Output the entries below unchanged, except for the pictures.

§ §

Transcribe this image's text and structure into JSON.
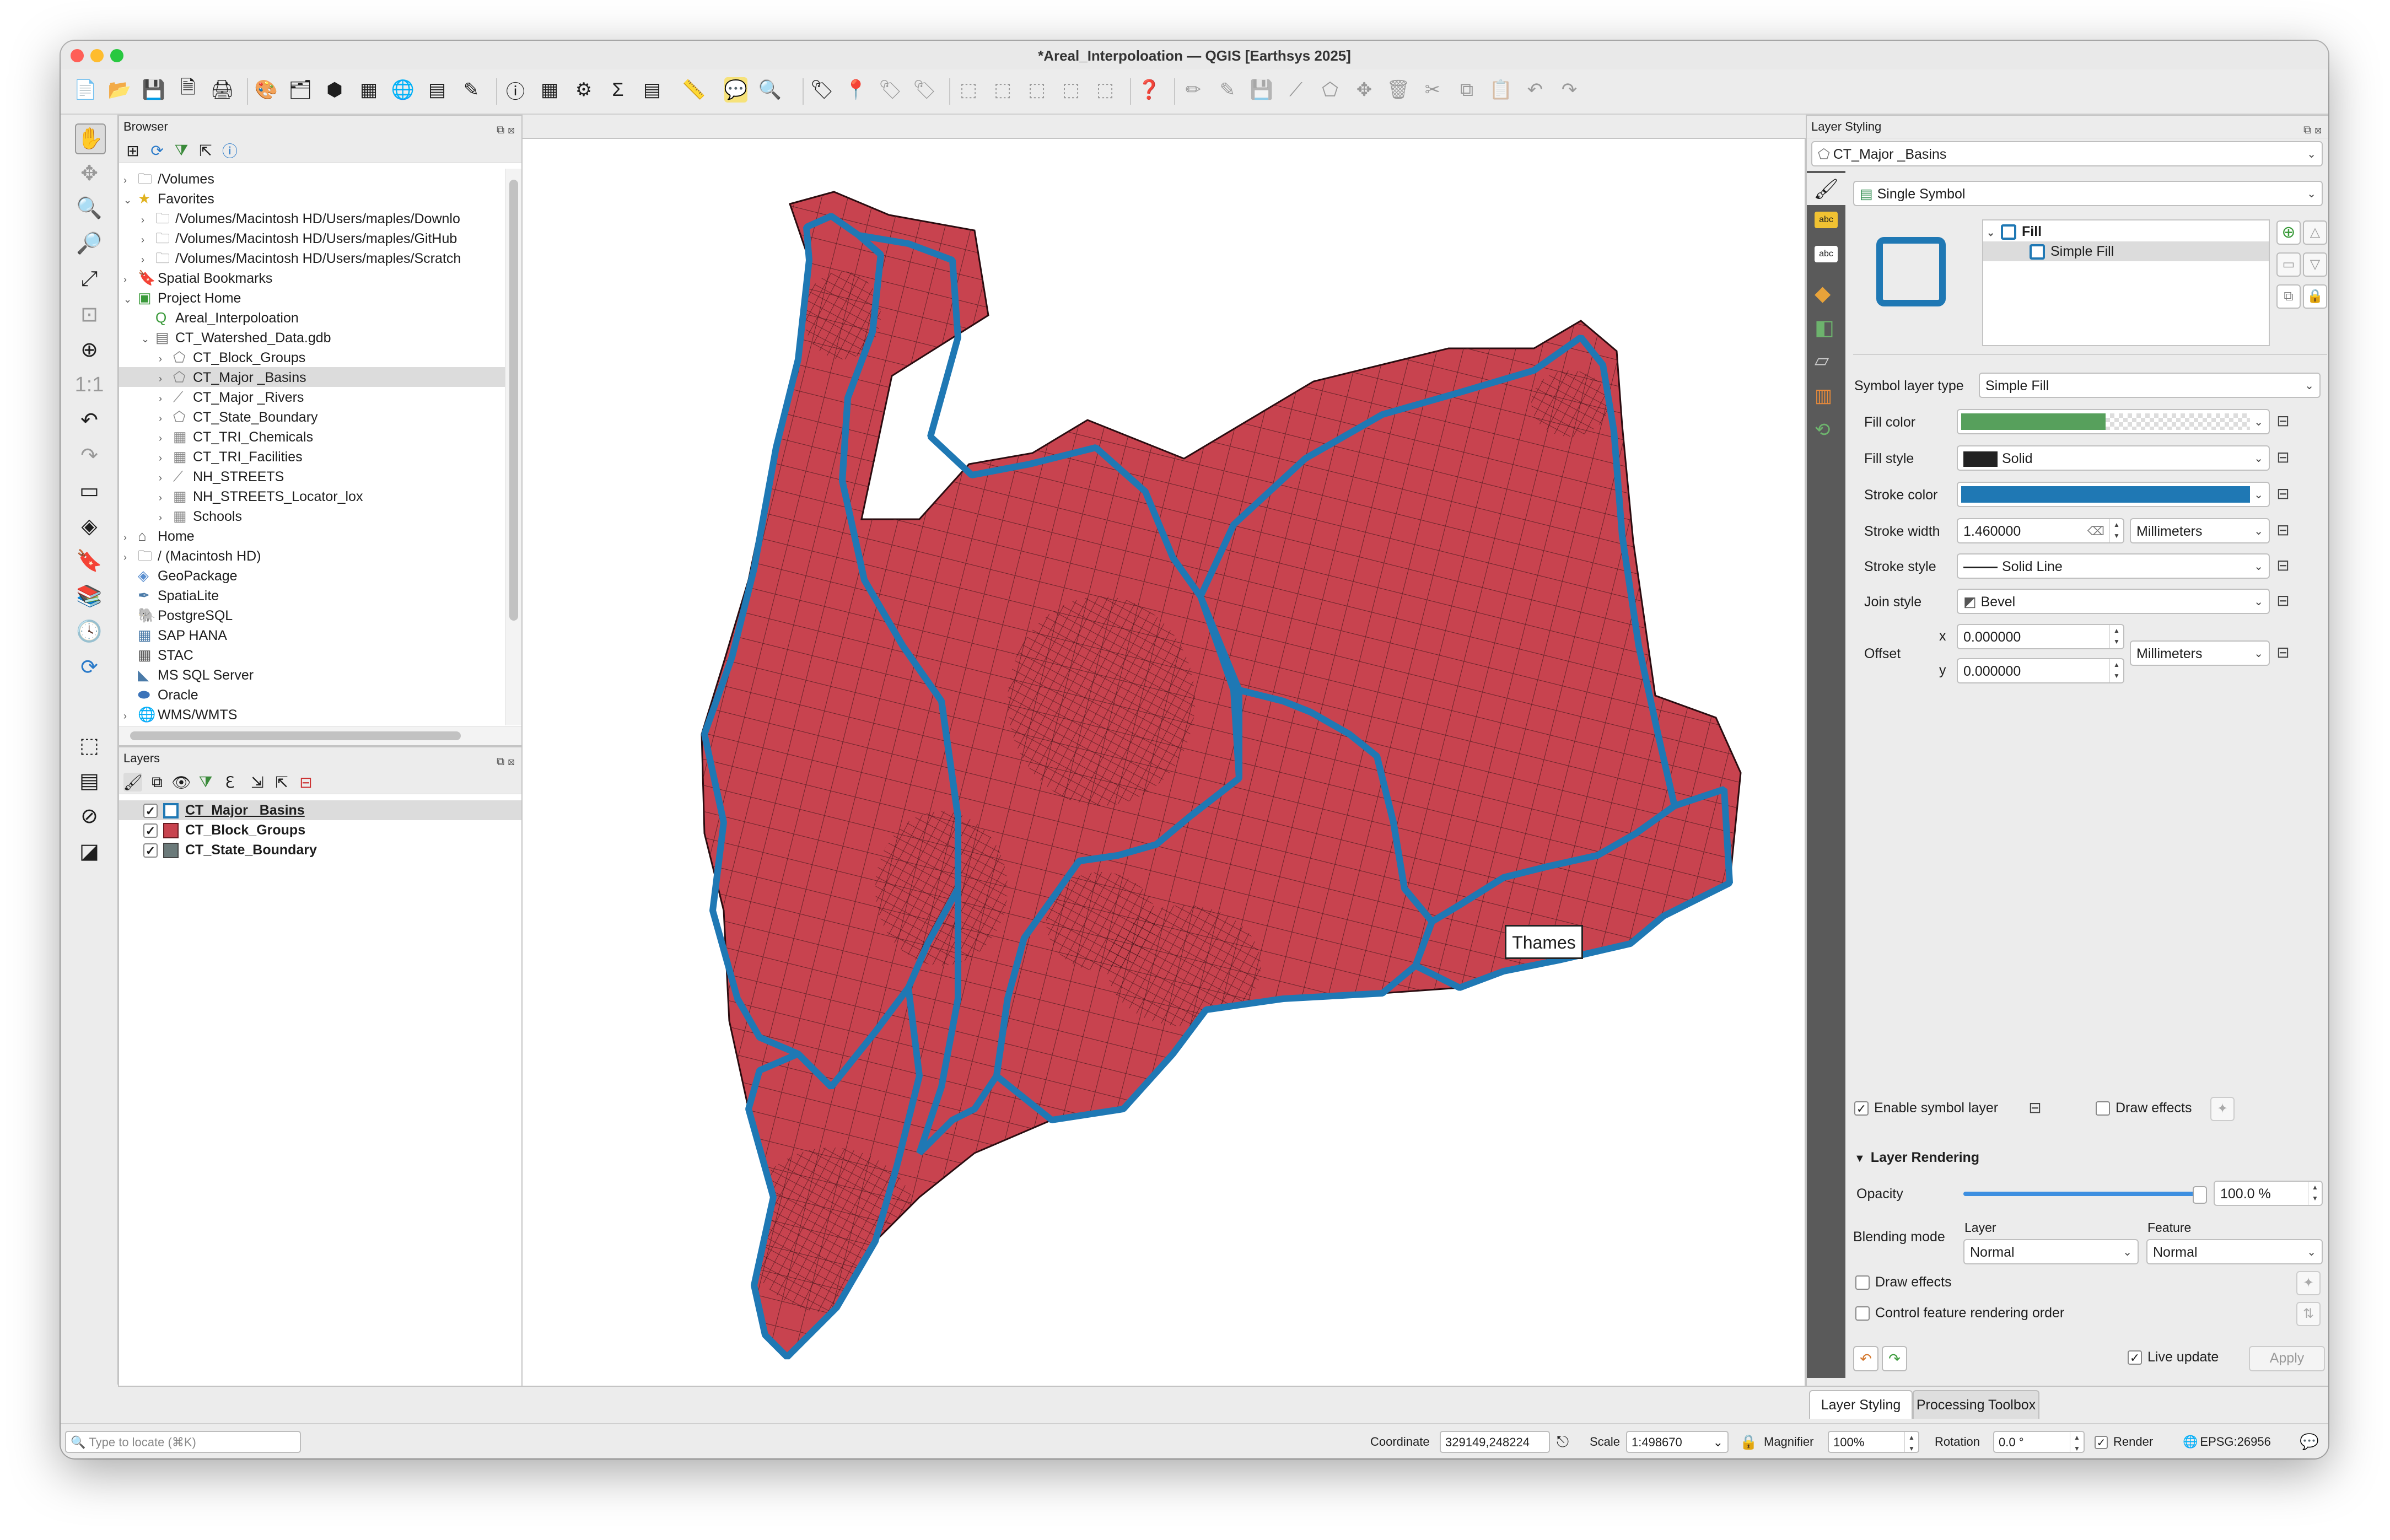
{
  "window": {
    "title": "*Areal_Interpoloation — QGIS [Earthsys 2025]"
  },
  "colors": {
    "fill_red": "#c8434f",
    "stroke_blue": "#1f78b4",
    "fill_green": "#57a05c",
    "accent": "#1f78b4"
  },
  "toolbar_icons": [
    "new-project-icon",
    "open-project-icon",
    "save-project-icon",
    "save-as-icon",
    "print-layout-icon",
    "style-manager-icon",
    "data-source-manager-icon",
    "add-vector-icon",
    "add-raster-icon",
    "add-wms-icon",
    "add-csv-icon",
    "add-spatialite-icon",
    "identify-icon",
    "attribute-table-icon",
    "field-calculator-icon",
    "statistics-icon",
    "open-table-icon",
    "measure-icon",
    "map-tips-icon",
    "zoom-tool-icon",
    "label-icon",
    "label-pin-icon",
    "label-color-icon",
    "label-hide-icon",
    "select-icon",
    "deselect-icon",
    "invert-selection-icon",
    "select-all-icon",
    "select-by-expression-icon",
    "help-icon",
    "edit-pencil-icon",
    "toggle-edit-icon",
    "save-edits-icon",
    "digitize-icon",
    "add-feature-icon",
    "vertex-tool-icon",
    "delete-icon",
    "cut-icon",
    "copy-icon",
    "paste-icon",
    "undo-icon",
    "redo-icon"
  ],
  "browser": {
    "title": "Browser",
    "items": [
      {
        "label": "/Volumes",
        "icon": "folder-icon",
        "depth": 0,
        "arrow": "›"
      },
      {
        "label": "Favorites",
        "icon": "star-icon",
        "depth": 0,
        "arrow": "⌄"
      },
      {
        "label": "/Volumes/Macintosh HD/Users/maples/Downlo",
        "icon": "folder-icon",
        "depth": 1,
        "arrow": "›"
      },
      {
        "label": "/Volumes/Macintosh HD/Users/maples/GitHub",
        "icon": "folder-icon",
        "depth": 1,
        "arrow": "›"
      },
      {
        "label": "/Volumes/Macintosh HD/Users/maples/Scratch",
        "icon": "folder-icon",
        "depth": 1,
        "arrow": "›"
      },
      {
        "label": "Spatial Bookmarks",
        "icon": "bookmark-icon",
        "depth": 0,
        "arrow": "›"
      },
      {
        "label": "Project Home",
        "icon": "project-home-icon",
        "depth": 0,
        "arrow": "⌄"
      },
      {
        "label": "Areal_Interpoloation",
        "icon": "qgis-project-icon",
        "depth": 1,
        "arrow": ""
      },
      {
        "label": "CT_Watershed_Data.gdb",
        "icon": "geodatabase-icon",
        "depth": 1,
        "arrow": "⌄"
      },
      {
        "label": "CT_Block_Groups",
        "icon": "polygon-layer-icon",
        "depth": 2,
        "arrow": "›"
      },
      {
        "label": "CT_Major _Basins",
        "icon": "polygon-layer-icon",
        "depth": 2,
        "arrow": "›"
      },
      {
        "label": "CT_Major _Rivers",
        "icon": "line-layer-icon",
        "depth": 2,
        "arrow": "›"
      },
      {
        "label": "CT_State_Boundary",
        "icon": "polygon-layer-icon",
        "depth": 2,
        "arrow": "›"
      },
      {
        "label": "CT_TRI_Chemicals",
        "icon": "table-icon",
        "depth": 2,
        "arrow": "›"
      },
      {
        "label": "CT_TRI_Facilities",
        "icon": "table-icon",
        "depth": 2,
        "arrow": "›"
      },
      {
        "label": "NH_STREETS",
        "icon": "line-layer-icon",
        "depth": 2,
        "arrow": "›"
      },
      {
        "label": "NH_STREETS_Locator_lox",
        "icon": "table-icon",
        "depth": 2,
        "arrow": "›"
      },
      {
        "label": "Schools",
        "icon": "table-icon",
        "depth": 2,
        "arrow": "›"
      },
      {
        "label": "Home",
        "icon": "home-icon",
        "depth": 0,
        "arrow": "›"
      },
      {
        "label": "/ (Macintosh HD)",
        "icon": "folder-icon",
        "depth": 0,
        "arrow": "›"
      },
      {
        "label": "GeoPackage",
        "icon": "geopackage-icon",
        "depth": 0,
        "arrow": ""
      },
      {
        "label": "SpatiaLite",
        "icon": "spatialite-icon",
        "depth": 0,
        "arrow": ""
      },
      {
        "label": "PostgreSQL",
        "icon": "postgresql-icon",
        "depth": 0,
        "arrow": ""
      },
      {
        "label": "SAP HANA",
        "icon": "sap-hana-icon",
        "depth": 0,
        "arrow": ""
      },
      {
        "label": "STAC",
        "icon": "stac-icon",
        "depth": 0,
        "arrow": ""
      },
      {
        "label": "MS SQL Server",
        "icon": "mssql-icon",
        "depth": 0,
        "arrow": ""
      },
      {
        "label": "Oracle",
        "icon": "oracle-icon",
        "depth": 0,
        "arrow": ""
      },
      {
        "label": "WMS/WMTS",
        "icon": "wms-icon",
        "depth": 0,
        "arrow": "›"
      }
    ]
  },
  "layers": {
    "title": "Layers",
    "items": [
      {
        "label": "CT_Major _Basins",
        "swatch": "outline-blue",
        "checked": true
      },
      {
        "label": "CT_Block_Groups",
        "swatch": "red",
        "checked": true
      },
      {
        "label": "CT_State_Boundary",
        "swatch": "gray",
        "checked": true
      }
    ]
  },
  "map": {
    "label": "Thames"
  },
  "styling": {
    "title": "Layer Styling",
    "layer": "CT_Major _Basins",
    "renderer": "Single Symbol",
    "tree": {
      "fill": "Fill",
      "simple_fill": "Simple Fill"
    },
    "symbol_layer_type_label": "Symbol layer type",
    "symbol_layer_type": "Simple Fill",
    "fill_color_label": "Fill color",
    "fill_style_label": "Fill style",
    "fill_style": "Solid",
    "stroke_color_label": "Stroke color",
    "stroke_width_label": "Stroke width",
    "stroke_width": "1.460000",
    "stroke_width_unit": "Millimeters",
    "stroke_style_label": "Stroke style",
    "stroke_style": "Solid Line",
    "join_style_label": "Join style",
    "join_style": "Bevel",
    "offset_label": "Offset",
    "offset_x_label": "x",
    "offset_x": "0.000000",
    "offset_y_label": "y",
    "offset_y": "0.000000",
    "offset_unit": "Millimeters",
    "enable_symbol_layer": "Enable symbol layer",
    "draw_effects_top": "Draw effects",
    "layer_rendering": "Layer Rendering",
    "opacity_label": "Opacity",
    "opacity": "100.0 %",
    "opacity_fraction": 1.0,
    "blending_label": "Blending mode",
    "blend_layer_label": "Layer",
    "blend_layer": "Normal",
    "blend_feature_label": "Feature",
    "blend_feature": "Normal",
    "draw_effects": "Draw effects",
    "control_order": "Control feature rendering order",
    "live_update": "Live update",
    "apply": "Apply",
    "tabs": [
      "Layer Styling",
      "Processing Toolbox"
    ]
  },
  "statusbar": {
    "locate_placeholder": "Type to locate (⌘K)",
    "coordinate_label": "Coordinate",
    "coordinate": "329149,248224",
    "scale_label": "Scale",
    "scale": "1:498670",
    "magnifier_label": "Magnifier",
    "magnifier": "100%",
    "rotation_label": "Rotation",
    "rotation": "0.0 °",
    "render_label": "Render",
    "crs": "EPSG:26956"
  }
}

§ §

## Output
Transcribe this image's text and structure into JSON.
{
  "window": {
    "title": "*Areal_Interpoloation — QGIS [Earthsys 2025]"
  },
  "colors": {
    "fill_red": "#c8434f",
    "stroke_blue": "#1f78b4",
    "fill_green": "#57a05c",
    "accent": "#1f78b4"
  },
  "toolbar_icons": [
    "new-project-icon",
    "open-project-icon",
    "save-project-icon",
    "save-as-icon",
    "print-layout-icon",
    "style-manager-icon",
    "data-source-manager-icon",
    "add-vector-icon",
    "add-raster-icon",
    "add-wms-icon",
    "add-csv-icon",
    "add-spatialite-icon",
    "identify-icon",
    "attribute-table-icon",
    "field-calculator-icon",
    "statistics-icon",
    "open-table-icon",
    "measure-icon",
    "map-tips-icon",
    "zoom-tool-icon",
    "label-icon",
    "label-pin-icon",
    "label-color-icon",
    "label-hide-icon",
    "select-icon",
    "deselect-icon",
    "invert-selection-icon",
    "select-all-icon",
    "select-by-expression-icon",
    "help-icon",
    "edit-pencil-icon",
    "toggle-edit-icon",
    "save-edits-icon",
    "digitize-icon",
    "add-feature-icon",
    "vertex-tool-icon",
    "delete-icon",
    "cut-icon",
    "copy-icon",
    "paste-icon",
    "undo-icon",
    "redo-icon"
  ],
  "browser": {
    "title": "Browser",
    "items": [
      {
        "label": "/Volumes",
        "icon": "folder-icon",
        "depth": 0,
        "arrow": "›"
      },
      {
        "label": "Favorites",
        "icon": "star-icon",
        "depth": 0,
        "arrow": "⌄"
      },
      {
        "label": "/Volumes/Macintosh HD/Users/maples/Downlo",
        "icon": "folder-icon",
        "depth": 1,
        "arrow": "›"
      },
      {
        "label": "/Volumes/Macintosh HD/Users/maples/GitHub",
        "icon": "folder-icon",
        "depth": 1,
        "arrow": "›"
      },
      {
        "label": "/Volumes/Macintosh HD/Users/maples/Scratch",
        "icon": "folder-icon",
        "depth": 1,
        "arrow": "›"
      },
      {
        "label": "Spatial Bookmarks",
        "icon": "bookmark-icon",
        "depth": 0,
        "arrow": "›"
      },
      {
        "label": "Project Home",
        "icon": "project-home-icon",
        "depth": 0,
        "arrow": "⌄"
      },
      {
        "label": "Areal_Interpoloation",
        "icon": "qgis-project-icon",
        "depth": 1,
        "arrow": ""
      },
      {
        "label": "CT_Watershed_Data.gdb",
        "icon": "geodatabase-icon",
        "depth": 1,
        "arrow": "⌄"
      },
      {
        "label": "CT_Block_Groups",
        "icon": "polygon-layer-icon",
        "depth": 2,
        "arrow": "›"
      },
      {
        "label": "CT_Major _Basins",
        "icon": "polygon-layer-icon",
        "depth": 2,
        "arrow": "›"
      },
      {
        "label": "CT_Major _Rivers",
        "icon": "line-layer-icon",
        "depth": 2,
        "arrow": "›"
      },
      {
        "label": "CT_State_Boundary",
        "icon": "polygon-layer-icon",
        "depth": 2,
        "arrow": "›"
      },
      {
        "label": "CT_TRI_Chemicals",
        "icon": "table-icon",
        "depth": 2,
        "arrow": "›"
      },
      {
        "label": "CT_TRI_Facilities",
        "icon": "table-icon",
        "depth": 2,
        "arrow": "›"
      },
      {
        "label": "NH_STREETS",
        "icon": "line-layer-icon",
        "depth": 2,
        "arrow": "›"
      },
      {
        "label": "NH_STREETS_Locator_lox",
        "icon": "table-icon",
        "depth": 2,
        "arrow": "›"
      },
      {
        "label": "Schools",
        "icon": "table-icon",
        "depth": 2,
        "arrow": "›"
      },
      {
        "label": "Home",
        "icon": "home-icon",
        "depth": 0,
        "arrow": "›"
      },
      {
        "label": "/ (Macintosh HD)",
        "icon": "folder-icon",
        "depth": 0,
        "arrow": "›"
      },
      {
        "label": "GeoPackage",
        "icon": "geopackage-icon",
        "depth": 0,
        "arrow": ""
      },
      {
        "label": "SpatiaLite",
        "icon": "spatialite-icon",
        "depth": 0,
        "arrow": ""
      },
      {
        "label": "PostgreSQL",
        "icon": "postgresql-icon",
        "depth": 0,
        "arrow": ""
      },
      {
        "label": "SAP HANA",
        "icon": "sap-hana-icon",
        "depth": 0,
        "arrow": ""
      },
      {
        "label": "STAC",
        "icon": "stac-icon",
        "depth": 0,
        "arrow": ""
      },
      {
        "label": "MS SQL Server",
        "icon": "mssql-icon",
        "depth": 0,
        "arrow": ""
      },
      {
        "label": "Oracle",
        "icon": "oracle-icon",
        "depth": 0,
        "arrow": ""
      },
      {
        "label": "WMS/WMTS",
        "icon": "wms-icon",
        "depth": 0,
        "arrow": "›"
      }
    ]
  },
  "layers": {
    "title": "Layers",
    "items": [
      {
        "label": "CT_Major _Basins",
        "swatch": "outline-blue",
        "checked": true
      },
      {
        "label": "CT_Block_Groups",
        "swatch": "red",
        "checked": true
      },
      {
        "label": "CT_State_Boundary",
        "swatch": "gray",
        "checked": true
      }
    ]
  },
  "map": {
    "label": "Thames"
  },
  "styling": {
    "title": "Layer Styling",
    "layer": "CT_Major _Basins",
    "renderer": "Single Symbol",
    "tree": {
      "fill": "Fill",
      "simple_fill": "Simple Fill"
    },
    "symbol_layer_type_label": "Symbol layer type",
    "symbol_layer_type": "Simple Fill",
    "fill_color_label": "Fill color",
    "fill_style_label": "Fill style",
    "fill_style": "Solid",
    "stroke_color_label": "Stroke color",
    "stroke_width_label": "Stroke width",
    "stroke_width": "1.460000",
    "stroke_width_unit": "Millimeters",
    "stroke_style_label": "Stroke style",
    "stroke_style": "Solid Line",
    "join_style_label": "Join style",
    "join_style": "Bevel",
    "offset_label": "Offset",
    "offset_x_label": "x",
    "offset_x": "0.000000",
    "offset_y_label": "y",
    "offset_y": "0.000000",
    "offset_unit": "Millimeters",
    "enable_symbol_layer": "Enable symbol layer",
    "draw_effects_top": "Draw effects",
    "layer_rendering": "Layer Rendering",
    "opacity_label": "Opacity",
    "opacity": "100.0 %",
    "opacity_fraction": 1.0,
    "blending_label": "Blending mode",
    "blend_layer_label": "Layer",
    "blend_layer": "Normal",
    "blend_feature_label": "Feature",
    "blend_feature": "Normal",
    "draw_effects": "Draw effects",
    "control_order": "Control feature rendering order",
    "live_update": "Live update",
    "apply": "Apply",
    "tabs": [
      "Layer Styling",
      "Processing Toolbox"
    ]
  },
  "statusbar": {
    "locate_placeholder": "Type to locate (⌘K)",
    "coordinate_label": "Coordinate",
    "coordinate": "329149,248224",
    "scale_label": "Scale",
    "scale": "1:498670",
    "magnifier_label": "Magnifier",
    "magnifier": "100%",
    "rotation_label": "Rotation",
    "rotation": "0.0 °",
    "render_label": "Render",
    "crs": "EPSG:26956"
  }
}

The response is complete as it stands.